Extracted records
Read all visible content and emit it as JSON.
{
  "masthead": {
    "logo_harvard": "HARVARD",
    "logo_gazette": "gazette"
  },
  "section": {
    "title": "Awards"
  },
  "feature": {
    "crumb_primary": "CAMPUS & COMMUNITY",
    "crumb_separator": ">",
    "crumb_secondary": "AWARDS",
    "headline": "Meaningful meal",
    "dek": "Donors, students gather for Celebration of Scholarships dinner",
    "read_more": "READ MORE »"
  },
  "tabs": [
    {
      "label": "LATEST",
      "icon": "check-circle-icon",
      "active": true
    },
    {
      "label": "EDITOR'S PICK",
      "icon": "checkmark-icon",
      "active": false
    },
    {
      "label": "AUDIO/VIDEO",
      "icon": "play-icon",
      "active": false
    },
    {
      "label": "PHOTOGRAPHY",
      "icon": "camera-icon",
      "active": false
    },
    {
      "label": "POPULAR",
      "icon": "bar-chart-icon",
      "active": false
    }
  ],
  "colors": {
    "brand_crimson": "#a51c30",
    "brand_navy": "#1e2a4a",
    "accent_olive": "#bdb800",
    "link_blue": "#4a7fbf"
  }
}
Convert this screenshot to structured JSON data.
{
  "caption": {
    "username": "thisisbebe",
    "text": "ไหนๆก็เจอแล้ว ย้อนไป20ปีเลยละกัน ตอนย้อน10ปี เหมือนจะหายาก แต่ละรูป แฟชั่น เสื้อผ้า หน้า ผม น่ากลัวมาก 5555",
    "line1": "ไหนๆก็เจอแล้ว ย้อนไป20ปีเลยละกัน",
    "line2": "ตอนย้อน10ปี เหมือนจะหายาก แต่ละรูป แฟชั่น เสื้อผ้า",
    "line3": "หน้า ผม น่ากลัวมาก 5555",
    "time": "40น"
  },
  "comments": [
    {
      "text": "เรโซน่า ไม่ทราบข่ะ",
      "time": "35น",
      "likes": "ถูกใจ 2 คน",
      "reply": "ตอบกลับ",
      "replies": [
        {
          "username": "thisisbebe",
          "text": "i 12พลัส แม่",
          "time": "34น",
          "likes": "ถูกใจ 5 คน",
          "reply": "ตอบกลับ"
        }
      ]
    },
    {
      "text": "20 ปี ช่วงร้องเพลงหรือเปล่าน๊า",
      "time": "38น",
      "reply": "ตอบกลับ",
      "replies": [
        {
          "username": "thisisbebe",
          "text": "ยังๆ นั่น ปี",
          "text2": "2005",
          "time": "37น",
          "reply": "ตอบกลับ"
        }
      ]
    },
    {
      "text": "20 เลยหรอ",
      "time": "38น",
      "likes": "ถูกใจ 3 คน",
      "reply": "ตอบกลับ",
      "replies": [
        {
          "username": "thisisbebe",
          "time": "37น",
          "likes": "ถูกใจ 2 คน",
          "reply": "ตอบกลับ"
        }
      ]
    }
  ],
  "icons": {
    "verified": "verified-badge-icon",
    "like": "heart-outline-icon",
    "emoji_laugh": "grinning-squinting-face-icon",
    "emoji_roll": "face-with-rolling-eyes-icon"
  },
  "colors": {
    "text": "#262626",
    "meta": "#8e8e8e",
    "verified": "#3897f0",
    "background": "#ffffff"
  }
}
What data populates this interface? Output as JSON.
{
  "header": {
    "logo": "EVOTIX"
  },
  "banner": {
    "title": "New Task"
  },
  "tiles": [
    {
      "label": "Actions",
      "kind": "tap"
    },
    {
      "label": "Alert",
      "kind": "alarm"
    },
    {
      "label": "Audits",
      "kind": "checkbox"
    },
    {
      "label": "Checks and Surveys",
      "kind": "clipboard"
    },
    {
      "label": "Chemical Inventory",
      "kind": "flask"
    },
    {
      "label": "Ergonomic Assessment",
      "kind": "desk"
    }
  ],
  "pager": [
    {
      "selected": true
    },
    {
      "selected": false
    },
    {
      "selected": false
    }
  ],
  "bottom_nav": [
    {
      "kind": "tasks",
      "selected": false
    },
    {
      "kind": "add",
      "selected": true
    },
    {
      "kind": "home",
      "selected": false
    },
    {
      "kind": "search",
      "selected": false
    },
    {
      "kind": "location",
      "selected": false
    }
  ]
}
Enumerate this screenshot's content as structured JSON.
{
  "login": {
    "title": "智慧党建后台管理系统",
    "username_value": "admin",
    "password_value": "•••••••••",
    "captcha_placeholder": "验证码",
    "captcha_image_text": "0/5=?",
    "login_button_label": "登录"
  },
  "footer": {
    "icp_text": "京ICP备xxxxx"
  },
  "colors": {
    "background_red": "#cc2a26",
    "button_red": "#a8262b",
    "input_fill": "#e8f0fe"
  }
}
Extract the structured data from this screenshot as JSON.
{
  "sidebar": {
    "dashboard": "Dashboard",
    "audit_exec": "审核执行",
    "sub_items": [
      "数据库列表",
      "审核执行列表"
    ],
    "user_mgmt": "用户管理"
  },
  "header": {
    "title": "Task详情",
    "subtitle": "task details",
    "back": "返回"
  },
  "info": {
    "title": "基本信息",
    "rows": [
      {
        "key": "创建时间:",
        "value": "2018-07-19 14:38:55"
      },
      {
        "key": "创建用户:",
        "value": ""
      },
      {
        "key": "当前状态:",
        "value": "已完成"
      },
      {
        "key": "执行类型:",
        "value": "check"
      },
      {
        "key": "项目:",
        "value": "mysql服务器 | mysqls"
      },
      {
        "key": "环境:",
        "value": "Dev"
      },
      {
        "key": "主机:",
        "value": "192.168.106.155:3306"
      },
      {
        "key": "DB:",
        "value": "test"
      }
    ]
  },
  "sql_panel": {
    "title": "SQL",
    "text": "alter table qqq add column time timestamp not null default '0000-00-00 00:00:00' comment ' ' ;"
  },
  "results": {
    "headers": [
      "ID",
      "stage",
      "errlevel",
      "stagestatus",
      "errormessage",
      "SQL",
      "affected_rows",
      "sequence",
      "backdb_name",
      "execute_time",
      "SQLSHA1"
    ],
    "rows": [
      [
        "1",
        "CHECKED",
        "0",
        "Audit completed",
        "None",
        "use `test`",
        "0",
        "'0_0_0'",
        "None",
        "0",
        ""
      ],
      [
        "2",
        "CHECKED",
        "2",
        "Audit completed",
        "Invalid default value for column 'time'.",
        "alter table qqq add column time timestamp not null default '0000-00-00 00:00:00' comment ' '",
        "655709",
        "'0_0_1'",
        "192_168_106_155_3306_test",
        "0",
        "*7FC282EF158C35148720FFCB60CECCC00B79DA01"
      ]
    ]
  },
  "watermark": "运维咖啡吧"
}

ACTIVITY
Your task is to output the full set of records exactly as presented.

RESPONSE AREA
Read all visible content and emit it as JSON.
{
  "masthead": {
    "logo_harvard": "HARVARD",
    "logo_gazette": "gazette"
  },
  "section": {
    "title": "Awards"
  },
  "feature": {
    "crumb_primary": "CAMPUS & COMMUNITY",
    "crumb_separator": ">",
    "crumb_secondary": "AWARDS",
    "headline": "Meaningful meal",
    "dek": "Donors, students gather for Celebration of Scholarships dinner",
    "read_more": "READ MORE »"
  },
  "tabs": [
    {
      "label": "LATEST",
      "icon": "check-circle-icon",
      "active": true
    },
    {
      "label": "EDITOR'S PICK",
      "icon": "checkmark-icon",
      "active": false
    },
    {
      "label": "AUDIO/VIDEO",
      "icon": "play-icon",
      "active": false
    },
    {
      "label": "PHOTOGRAPHY",
      "icon": "camera-icon",
      "active": false
    },
    {
      "label": "POPULAR",
      "icon": "bar-chart-icon",
      "active": false
    }
  ],
  "colors": {
    "brand_crimson": "#a51c30",
    "brand_navy": "#1e2a4a",
    "accent_olive": "#bdb800",
    "link_blue": "#4a7fbf"
  }
}
Convert this screenshot to structured JSON data.
{
  "caption": {
    "username": "thisisbebe",
    "text": "ไหนๆก็เจอแล้ว ย้อนไป20ปีเลยละกัน ตอนย้อน10ปี เหมือนจะหายาก แต่ละรูป แฟชั่น เสื้อผ้า หน้า ผม น่ากลัวมาก 5555",
    "line1": "ไหนๆก็เจอแล้ว ย้อนไป20ปีเลยละกัน",
    "line2": "ตอนย้อน10ปี เหมือนจะหายาก แต่ละรูป แฟชั่น เสื้อผ้า",
    "line3": "หน้า ผม น่ากลัวมาก 5555",
    "time": "40น"
  },
  "comments": [
    {
      "text": "เรโซน่า ไม่ทราบข่ะ",
      "time": "35น",
      "likes": "ถูกใจ 2 คน",
      "reply": "ตอบกลับ",
      "replies": [
        {
          "username": "thisisbebe",
          "text": "i 12พลัส แม่",
          "time": "34น",
          "likes": "ถูกใจ 5 คน",
          "reply": "ตอบกลับ"
        }
      ]
    },
    {
      "text": "20 ปี ช่วงร้องเพลงหรือเปล่าน๊า",
      "time": "38น",
      "reply": "ตอบกลับ",
      "replies": [
        {
          "username": "thisisbebe",
          "text": "ยังๆ นั่น ปี",
          "text2": "2005",
          "time": "37น",
          "reply": "ตอบกลับ"
        }
      ]
    },
    {
      "text": "20 เลยหรอ",
      "time": "38น",
      "likes": "ถูกใจ 3 คน",
      "reply": "ตอบกลับ",
      "replies": [
        {
          "username": "thisisbebe",
          "time": "37น",
          "likes": "ถูกใจ 2 คน",
          "reply": "ตอบกลับ"
        }
      ]
    }
  ],
  "icons": {
    "verified": "verified-badge-icon",
    "like": "heart-outline-icon",
    "emoji_laugh": "grinning-squinting-face-icon",
    "emoji_roll": "face-with-rolling-eyes-icon"
  },
  "colors": {
    "text": "#262626",
    "meta": "#8e8e8e",
    "verified": "#3897f0",
    "background": "#ffffff"
  }
}
What data populates this interface? Output as JSON.
{
  "header": {
    "logo": "EVOTIX"
  },
  "banner": {
    "title": "New Task"
  },
  "tiles": [
    {
      "label": "Actions",
      "kind": "tap"
    },
    {
      "label": "Alert",
      "kind": "alarm"
    },
    {
      "label": "Audits",
      "kind": "checkbox"
    },
    {
      "label": "Checks and Surveys",
      "kind": "clipboard"
    },
    {
      "label": "Chemical Inventory",
      "kind": "flask"
    },
    {
      "label": "Ergonomic Assessment",
      "kind": "desk"
    }
  ],
  "pager": [
    {
      "selected": true
    },
    {
      "selected": false
    },
    {
      "selected": false
    }
  ],
  "bottom_nav": [
    {
      "kind": "tasks",
      "selected": false
    },
    {
      "kind": "add",
      "selected": true
    },
    {
      "kind": "home",
      "selected": false
    },
    {
      "kind": "search",
      "selected": false
    },
    {
      "kind": "location",
      "selected": false
    }
  ]
}
Enumerate this screenshot's content as structured JSON.
{
  "login": {
    "title": "智慧党建后台管理系统",
    "username_value": "admin",
    "password_value": "•••••••••",
    "captcha_placeholder": "验证码",
    "captcha_image_text": "0/5=?",
    "login_button_label": "登录"
  },
  "footer": {
    "icp_text": "京ICP备xxxxx"
  },
  "colors": {
    "background_red": "#cc2a26",
    "button_red": "#a8262b",
    "input_fill": "#e8f0fe"
  }
}
Extract the structured data from this screenshot as JSON.
{
  "sidebar": {
    "dashboard": "Dashboard",
    "audit_exec": "审核执行",
    "sub_items": [
      "数据库列表",
      "审核执行列表"
    ],
    "user_mgmt": "用户管理"
  },
  "header": {
    "title": "Task详情",
    "subtitle": "task details",
    "back": "返回"
  },
  "info": {
    "title": "基本信息",
    "rows": [
      {
        "key": "创建时间:",
        "value": "2018-07-19 14:38:55"
      },
      {
        "key": "创建用户:",
        "value": ""
      },
      {
        "key": "当前状态:",
        "value": "已完成"
      },
      {
        "key": "执行类型:",
        "value": "check"
      },
      {
        "key": "项目:",
        "value": "mysql服务器 | mysqls"
      },
      {
        "key": "环境:",
        "value": "Dev"
      },
      {
        "key": "主机:",
        "value": "192.168.106.155:3306"
      },
      {
        "key": "DB:",
        "value": "test"
      }
    ]
  },
  "sql_panel": {
    "title": "SQL",
    "text": "alter table qqq add column time timestamp not null default '0000-00-00 00:00:00' comment ' ' ;"
  },
  "results": {
    "headers": [
      "ID",
      "stage",
      "errlevel",
      "stagestatus",
      "errormessage",
      "SQL",
      "affected_rows",
      "sequence",
      "backdb_name",
      "execute_time",
      "SQLSHA1"
    ],
    "rows": [
      [
        "1",
        "CHECKED",
        "0",
        "Audit completed",
        "None",
        "use `test`",
        "0",
        "'0_0_0'",
        "None",
        "0",
        ""
      ],
      [
        "2",
        "CHECKED",
        "2",
        "Audit completed",
        "Invalid default value for column 'time'.",
        "alter table qqq add column time timestamp not null default '0000-00-00 00:00:00' comment ' '",
        "655709",
        "'0_0_1'",
        "192_168_106_155_3306_test",
        "0",
        "*7FC282EF158C35148720FFCB60CECCC00B79DA01"
      ]
    ]
  },
  "watermark": "运维咖啡吧"
}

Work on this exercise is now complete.